The Commonwealth Bank has lodged its submission to the Senate Standing Economics Committee’s Inquiry into the Economic security for women in retirement.
In the submission, CBA commends the Senate for highlighting the important issue of gender inequity in retirement savings in Australia, and makes a number of policy recommendations to help bridge the gap.
Annabel Spring, Group Executive Wealth Management said: “The Commonwealth Bank Retire Ready Index, released in August 2015, found that single women are significantly less ready for retirement than single men and couples.
“Single women only have 47 per cent of what they need for a comfortable retirement (according to the ASFA Standard and including the Age Pension), compared with 78 per cent for single men and 98 per cent for couples. Women aged between 60 and 64 are even worse off, with only 36 per cent of what they need for a comfortable retirement, compared with 62 per cent for single men of the same age and 84 per cent for couples.
“Having not enjoyed the long-term benefits of compulsory super, single women in their early 60s are well short of the standard for a comfortable retirement. Retirement for many people is a time of great possibility but it is also challenging, particularly for women. Women typically earn less than men, are more likely to be the primary care giver for young children or ageing parents, and retire earlier. All these factors impact on their earning potential and their savings for retirement, and given women continue to have longer life expectancy than men this creates a real barrier to equity for women in retirement.

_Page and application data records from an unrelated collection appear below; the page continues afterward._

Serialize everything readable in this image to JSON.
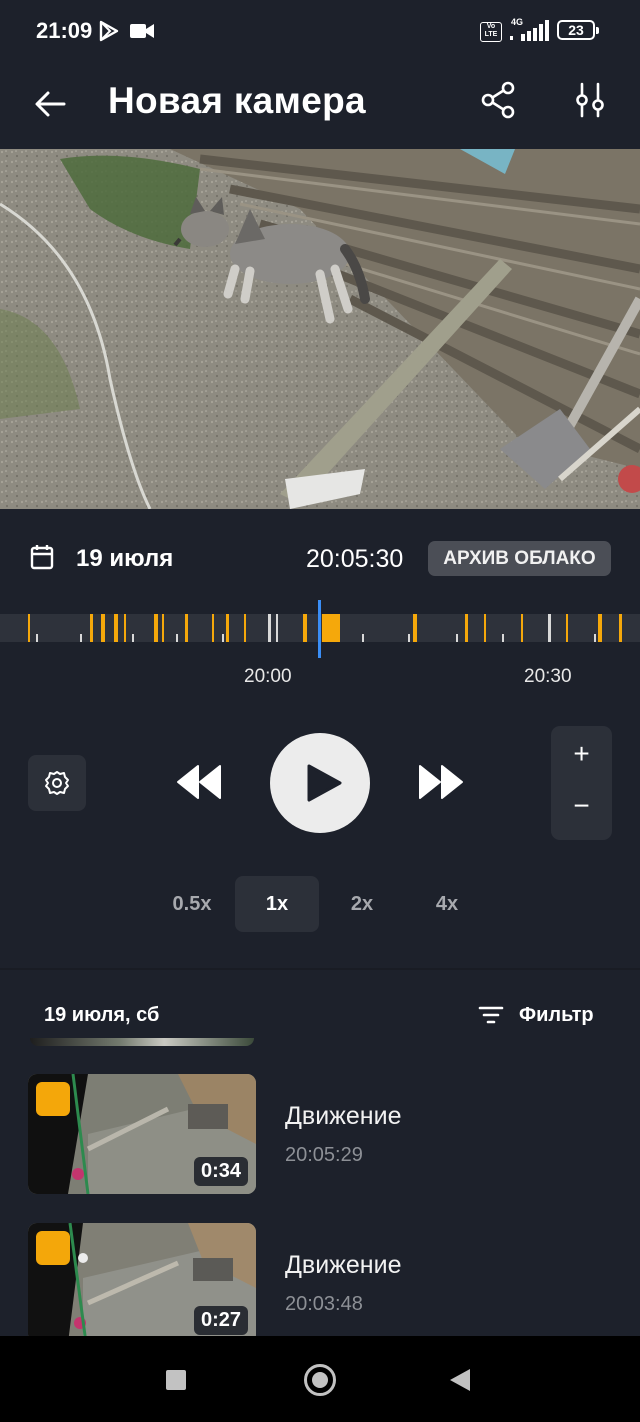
{
  "status_bar": {
    "time": "21:09",
    "volte_top": "Vo",
    "volte_bottom": "LTE",
    "network": "4G",
    "battery": "23",
    "icons": [
      "play-store-icon",
      "video-camera-icon",
      "volte-icon",
      "signal-icon",
      "battery-icon"
    ]
  },
  "app_bar": {
    "title": "Новая камера",
    "icons": [
      "back-arrow-icon",
      "share-icon",
      "tune-icon"
    ]
  },
  "player_info": {
    "date": "19 июля",
    "time": "20:05:30",
    "mode_badge": "АРХИВ ОБЛАКО",
    "icons": [
      "calendar-icon"
    ]
  },
  "timeline": {
    "labels": [
      "20:00",
      "20:30"
    ],
    "accent_color": "#f5a80b",
    "cursor_color": "#3a8ef6"
  },
  "controls": {
    "zoom_in": "+",
    "zoom_out": "−",
    "speeds": [
      "0.5x",
      "1x",
      "2x",
      "4x"
    ],
    "active_speed": "1x",
    "icons": [
      "settings-icon",
      "rewind-icon",
      "play-icon",
      "fast-forward-icon"
    ]
  },
  "events": {
    "day_header": "19 июля, сб",
    "filter_label": "Фильтр",
    "badge_color": "#f4a70a",
    "items": [
      {
        "title": "Движение",
        "time": "20:05:29",
        "duration": "0:34"
      },
      {
        "title": "Движение",
        "time": "20:03:48",
        "duration": "0:27"
      }
    ]
  },
  "nav_bar": {
    "icons": [
      "recents-icon",
      "home-icon",
      "back-icon"
    ]
  }
}
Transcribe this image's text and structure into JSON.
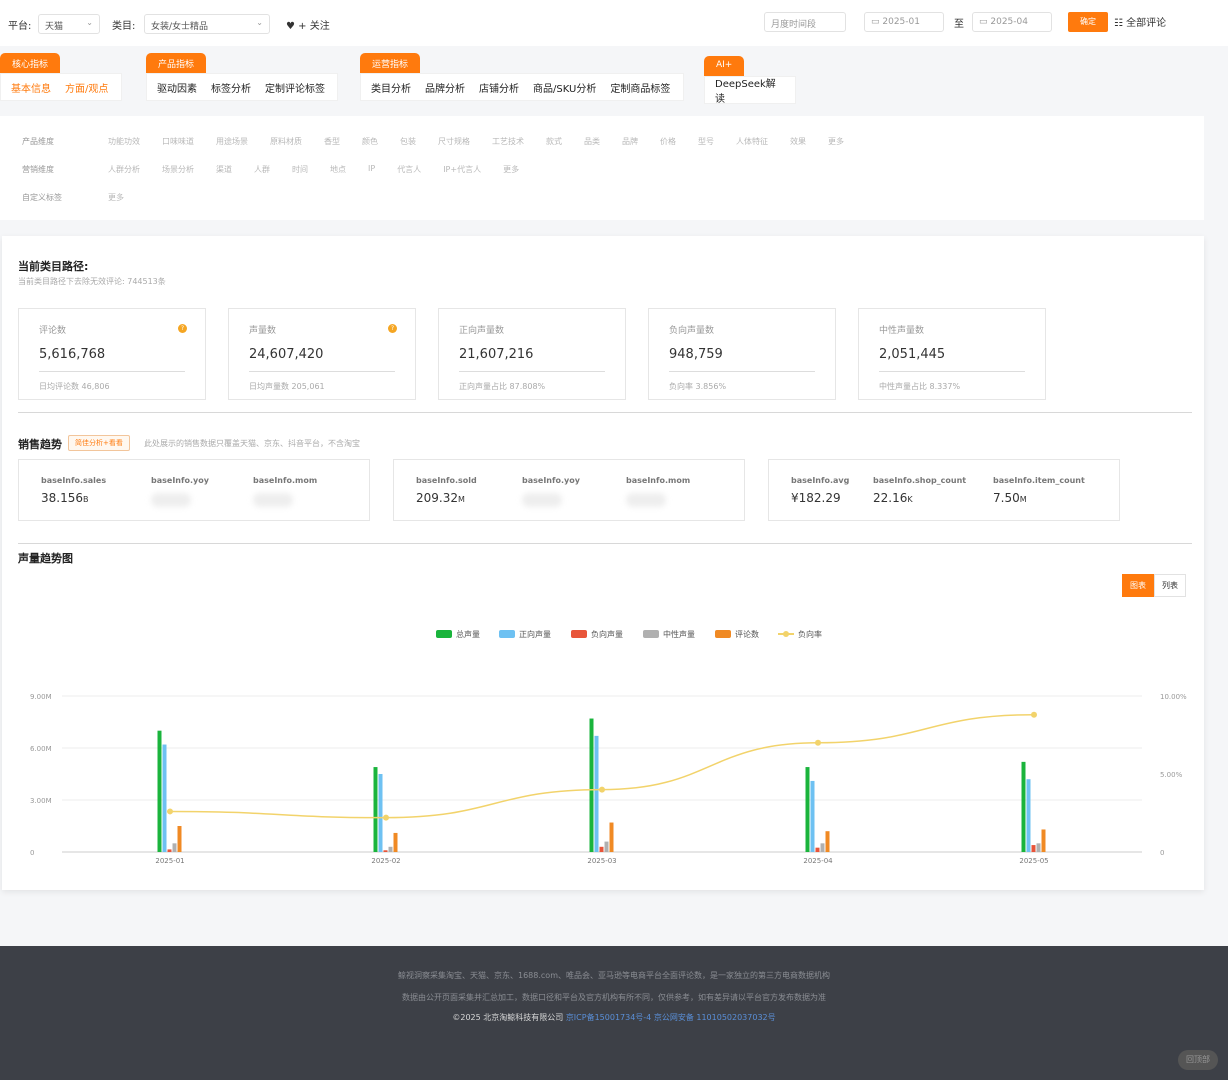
{
  "topbar": {
    "platform_label": "平台:",
    "platform_value": "天猫",
    "category_label": "类目:",
    "category_value": "女装/女士精品",
    "follow_label": "♥ + 关注",
    "time_select": "月度时间段",
    "date_start": "2025-01",
    "date_sep": "至",
    "date_end": "2025-04",
    "confirm": "确定",
    "all_comments": "全部评论"
  },
  "tab_groups": [
    {
      "head": "核心指标",
      "items": [
        "基本信息",
        "方面/观点"
      ]
    },
    {
      "head": "产品指标",
      "items": [
        "驱动因素",
        "标签分析",
        "定制评论标签"
      ]
    },
    {
      "head": "运营指标",
      "items": [
        "类目分析",
        "品牌分析",
        "店铺分析",
        "商品/SKU分析",
        "定制商品标签"
      ]
    },
    {
      "head": "AI+",
      "items": [
        "DeepSeek解读"
      ]
    }
  ],
  "tag_rows": [
    {
      "head": "产品维度",
      "items": [
        "功能功效",
        "口味味道",
        "用途场景",
        "原料材质",
        "香型",
        "颜色",
        "包装",
        "尺寸规格",
        "工艺技术",
        "款式",
        "品类",
        "品牌",
        "价格",
        "型号",
        "人体特征",
        "效果",
        "更多"
      ]
    },
    {
      "head": "营销维度",
      "items": [
        "人群分析",
        "场景分析",
        "渠道",
        "人群",
        "时间",
        "地点",
        "IP",
        "代言人",
        "IP+代言人",
        "更多"
      ]
    },
    {
      "head": "自定义标签",
      "items": [
        "更多"
      ]
    }
  ],
  "main": {
    "path_title": "当前类目路径:",
    "path_sub": "当前类目路径下去除无效评论: 744513条",
    "cards": [
      {
        "label": "评论数",
        "value": "5,616,768",
        "foot": "日均评论数  46,806",
        "q": true
      },
      {
        "label": "声量数",
        "value": "24,607,420",
        "foot": "日均声量数  205,061",
        "q": true
      },
      {
        "label": "正向声量数",
        "value": "21,607,216",
        "foot": "正向声量占比  87.808%",
        "q": false
      },
      {
        "label": "负向声量数",
        "value": "948,759",
        "foot": "负向率  3.856%",
        "q": false
      },
      {
        "label": "中性声量数",
        "value": "2,051,445",
        "foot": "中性声量占比  8.337%",
        "q": false
      }
    ],
    "sales_title": "销售趋势",
    "sales_badge": "简佳分析+看看",
    "sales_note": "此处展示的销售数据只覆盖天猫、京东、抖音平台，不含淘宝",
    "sales_cards": [
      [
        {
          "k": "baseInfo.sales",
          "v": "38.156",
          "u": "B"
        },
        {
          "k": "baseInfo.yoy",
          "v": ""
        },
        {
          "k": "baseInfo.mom",
          "v": ""
        }
      ],
      [
        {
          "k": "baseInfo.sold",
          "v": "209.32",
          "u": "M"
        },
        {
          "k": "baseInfo.yoy",
          "v": ""
        },
        {
          "k": "baseInfo.mom",
          "v": ""
        }
      ],
      [
        {
          "k": "baseInfo.avg",
          "v": "¥182.29",
          "u": ""
        },
        {
          "k": "baseInfo.shop_count",
          "v": "22.16",
          "u": "K"
        },
        {
          "k": "baseInfo.item_count",
          "v": "7.50",
          "u": "M"
        }
      ]
    ],
    "chart_title": "声量趋势图",
    "view_chart": "图表",
    "view_list": "列表"
  },
  "chart_data": {
    "type": "bar",
    "categories": [
      "2025-01",
      "2025-02",
      "2025-03",
      "2025-04",
      "2025-05"
    ],
    "series": [
      {
        "name": "总声量",
        "color": "#1ab43c",
        "values": [
          7.0,
          4.9,
          7.7,
          4.9,
          5.2
        ]
      },
      {
        "name": "正向声量",
        "color": "#6ec1f2",
        "values": [
          6.2,
          4.5,
          6.7,
          4.1,
          4.2
        ]
      },
      {
        "name": "负向声量",
        "color": "#e8553a",
        "values": [
          0.15,
          0.1,
          0.3,
          0.25,
          0.4
        ]
      },
      {
        "name": "中性声量",
        "color": "#b0b0b0",
        "values": [
          0.5,
          0.3,
          0.6,
          0.5,
          0.5
        ]
      },
      {
        "name": "评论数",
        "color": "#f08a24",
        "values": [
          1.5,
          1.1,
          1.7,
          1.2,
          1.3
        ]
      }
    ],
    "line_series": {
      "name": "负向率",
      "color": "#f2d36b",
      "values": [
        2.6,
        2.2,
        4.0,
        7.0,
        8.8
      ]
    },
    "y_left": {
      "ticks": [
        "0",
        "3.00M",
        "6.00M",
        "9.00M"
      ],
      "min": 0,
      "max": 9
    },
    "y_right": {
      "ticks": [
        "0",
        "5.00%",
        "10.00%"
      ],
      "min": 0,
      "max": 10
    },
    "legend_position": "top-center",
    "grid": true
  },
  "footer": {
    "line1": "鲸视洞察采集淘宝、天猫、京东、1688.com、唯品会、亚马逊等电商平台全面评论数，是一家独立的第三方电商数据机构",
    "line2": "数据由公开页面采集并汇总加工，数据口径和平台及官方机构有所不同，仅供参考，如有差异请以平台官方发布数据为准",
    "copyright": "©2025 北京淘鲸科技有限公司",
    "icp": "京ICP备15001734号-4",
    "police": "京公网安备 11010502037032号",
    "float_btn": "回顶部"
  }
}
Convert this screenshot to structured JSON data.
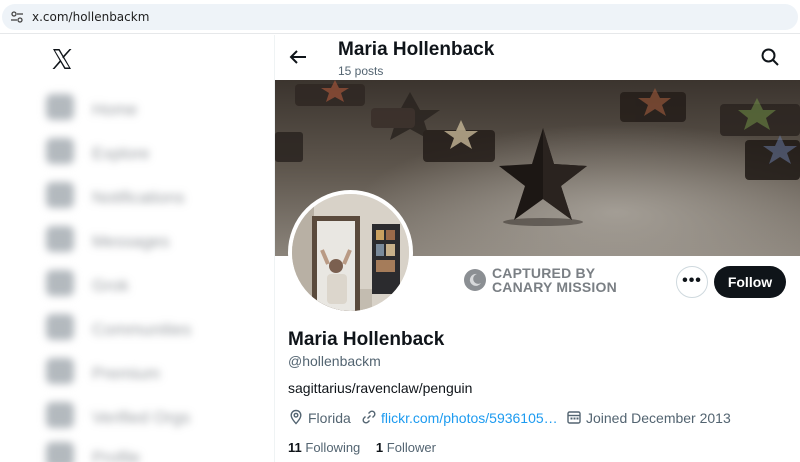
{
  "browser": {
    "url": "x.com/hollenbackm"
  },
  "sidebar": {
    "items": [
      {
        "label": "Home",
        "icon": "home-icon"
      },
      {
        "label": "Explore",
        "icon": "search-icon"
      },
      {
        "label": "Notifications",
        "icon": "bell-icon"
      },
      {
        "label": "Messages",
        "icon": "mail-icon"
      },
      {
        "label": "Grok",
        "icon": "grok-icon"
      },
      {
        "label": "Communities",
        "icon": "communities-icon"
      },
      {
        "label": "Premium",
        "icon": "premium-icon"
      },
      {
        "label": "Verified Orgs",
        "icon": "verified-icon"
      },
      {
        "label": "Profile",
        "icon": "profile-icon"
      }
    ]
  },
  "header": {
    "name": "Maria Hollenback",
    "posts": "15 posts"
  },
  "profile": {
    "captured_line1": "CAPTURED BY",
    "captured_line2": "CANARY MISSION",
    "more_label": "•••",
    "follow_label": "Follow",
    "display_name": "Maria Hollenback",
    "handle": "@hollenbackm",
    "bio": "sagittarius/ravenclaw/penguin",
    "location": "Florida",
    "link": "flickr.com/photos/5936105…",
    "joined": "Joined December 2013",
    "following_count": "11",
    "following_label": "Following",
    "followers_count": "1",
    "followers_label": "Follower"
  },
  "colors": {
    "text": "#0f1419",
    "muted": "#536471",
    "link": "#1d9bf0",
    "follow_bg": "#0f1419"
  }
}
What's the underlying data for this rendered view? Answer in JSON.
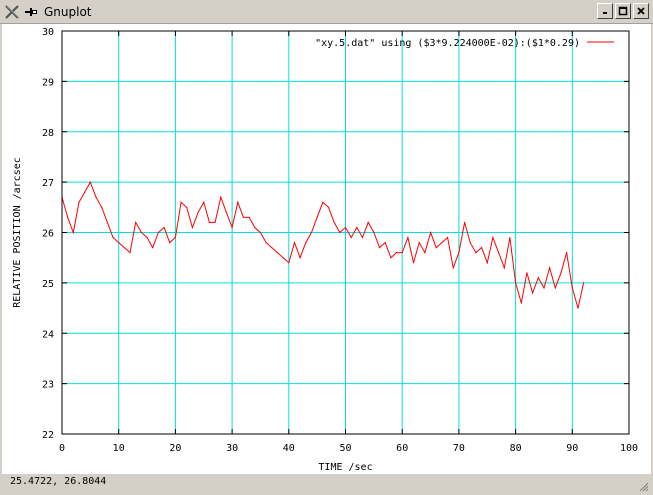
{
  "window": {
    "title": "Gnuplot",
    "close_icon": "x-close-icon",
    "pin_icon": "pin-icon",
    "buttons": [
      "minimize-icon",
      "maximize-icon",
      "close-icon"
    ]
  },
  "status": {
    "coords": "25.4722,  26.8044"
  },
  "colors": {
    "grid": "#00e0e0",
    "series": "#ff0000",
    "frame": "#000000"
  },
  "chart_data": {
    "type": "line",
    "xlabel": "TIME /sec",
    "ylabel": "RELATIVE POSITION /arcsec",
    "xlim": [
      0,
      100
    ],
    "ylim": [
      22,
      30
    ],
    "xticks": [
      0,
      10,
      20,
      30,
      40,
      50,
      60,
      70,
      80,
      90,
      100
    ],
    "yticks": [
      22,
      23,
      24,
      25,
      26,
      27,
      28,
      29,
      30
    ],
    "grid": true,
    "legend_position": "top-right",
    "series": [
      {
        "name": "\"xy.5.dat\" using ($3*9.224000E-02):($1*0.29)",
        "x": [
          0,
          1,
          2,
          3,
          4,
          5,
          6,
          7,
          8,
          9,
          10,
          11,
          12,
          13,
          14,
          15,
          16,
          17,
          18,
          19,
          20,
          21,
          22,
          23,
          24,
          25,
          26,
          27,
          28,
          29,
          30,
          31,
          32,
          33,
          34,
          35,
          36,
          37,
          38,
          39,
          40,
          41,
          42,
          43,
          44,
          45,
          46,
          47,
          48,
          49,
          50,
          51,
          52,
          53,
          54,
          55,
          56,
          57,
          58,
          59,
          60,
          61,
          62,
          63,
          64,
          65,
          66,
          67,
          68,
          69,
          70,
          71,
          72,
          73,
          74,
          75,
          76,
          77,
          78,
          79,
          80,
          81,
          82,
          83,
          84,
          85,
          86,
          87,
          88,
          89,
          90,
          91,
          92
        ],
        "y": [
          26.7,
          26.3,
          26.0,
          26.6,
          26.8,
          27.0,
          26.7,
          26.5,
          26.2,
          25.9,
          25.8,
          25.7,
          25.6,
          26.2,
          26.0,
          25.9,
          25.7,
          26.0,
          26.1,
          25.8,
          25.9,
          26.6,
          26.5,
          26.1,
          26.4,
          26.6,
          26.2,
          26.2,
          26.7,
          26.4,
          26.1,
          26.6,
          26.3,
          26.3,
          26.1,
          26.0,
          25.8,
          25.7,
          25.6,
          25.5,
          25.4,
          25.8,
          25.5,
          25.8,
          26.0,
          26.3,
          26.6,
          26.5,
          26.2,
          26.0,
          26.1,
          25.9,
          26.1,
          25.9,
          26.2,
          26.0,
          25.7,
          25.8,
          25.5,
          25.6,
          25.6,
          25.9,
          25.4,
          25.8,
          25.6,
          26.0,
          25.7,
          25.8,
          25.9,
          25.3,
          25.6,
          26.2,
          25.8,
          25.6,
          25.7,
          25.4,
          25.9,
          25.6,
          25.3,
          25.9,
          25.0,
          24.6,
          25.2,
          24.8,
          25.1,
          24.9,
          25.3,
          24.9,
          25.2,
          25.6,
          24.9,
          24.5,
          25.0
        ]
      }
    ]
  }
}
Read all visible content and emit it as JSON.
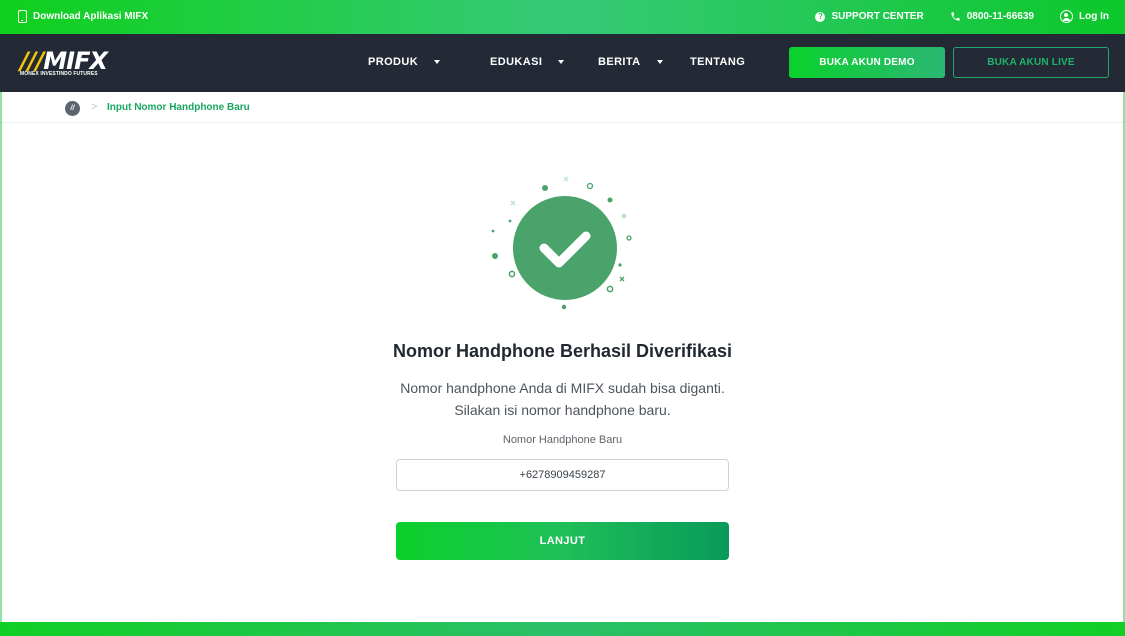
{
  "topbar": {
    "download_label": "Download Aplikasi MIFX",
    "support_label": "SUPPORT CENTER",
    "phone_label": "0800-11-66639",
    "login_label": "Log In"
  },
  "header": {
    "logo_text": "MIFX",
    "logo_subtext": "MONEX INVESTINDO FUTURES",
    "menu": [
      {
        "label": "PRODUK"
      },
      {
        "label": "EDUKASI"
      },
      {
        "label": "BERITA"
      },
      {
        "label": "TENTANG"
      }
    ],
    "demo_label": "BUKA AKUN DEMO",
    "live_label": "BUKA AKUN LIVE"
  },
  "breadcrumb": {
    "current": "Input Nomor Handphone Baru"
  },
  "main": {
    "title": "Nomor Handphone Berhasil Diverifikasi",
    "desc_line1": "Nomor handphone Anda di MIFX sudah bisa diganti.",
    "desc_line2": "Silakan isi nomor handphone baru.",
    "field_label": "Nomor Handphone Baru",
    "phone_value": "+6278909459287",
    "next_label": "LANJUT"
  },
  "colors": {
    "brand_green": "#1fc959",
    "nav_bg": "#232a35",
    "success_circle": "#4aa36a"
  },
  "icons": [
    "mobile-phone-icon",
    "question-icon",
    "phone-icon",
    "user-icon",
    "caret-down-icon",
    "home-icon",
    "checkmark-icon"
  ]
}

“The combination of lower financial literacy, lack of confidence in financial capabilities and challenges in the workplace means that women may be prevented from retiring comfortably. We believe that a package of complementary superannuation and non-superannuation reforms is necessary and we look forward to working with the Committee to develop options,” Ms Spring said.
Recent research by Colonial First State Global Asset Management (CFSGAM) found some women (aged 35-49 who are non-advised) have a lesser propensity than men to invest in growth assets such as equities. This differential has been maintained even as equity markets and general investor sentiment recovered after the global financial crisis.
Belinda Allen, CFSGAM Senior Analyst, Economics and Market Research said: “This lower appetite for risk is important when placed in the context of lower super balances and the gender pay gap, which has widened post-GFC, and lower financial literacy, in general, compared to males.
“As women already face retirement with average superannuation balances which are substantially less than their male counterparts, an aversion to higher risk investment strategies holds them back from the opportunity of achieving the higher long term returns available from growth assets.”
The Bank’s recommendations for policy improvements include modifying the concessional contribution caps to allow individuals with interrupted work patterns greater flexibility in applying their caps; introducing consistent tax deductibility for financial advice; extending the Federal Government’s Paid Parental Leave scheme to include superannuation payments; and continuing to implement the National Financial Literacy Strategy.
The submission also points to CBA’s efforts to help bridge the retirement savings gap, such as our parental leave scheme, commitment to financial literacy, and education programs for our people in understanding and meeting women’s unique financial needs.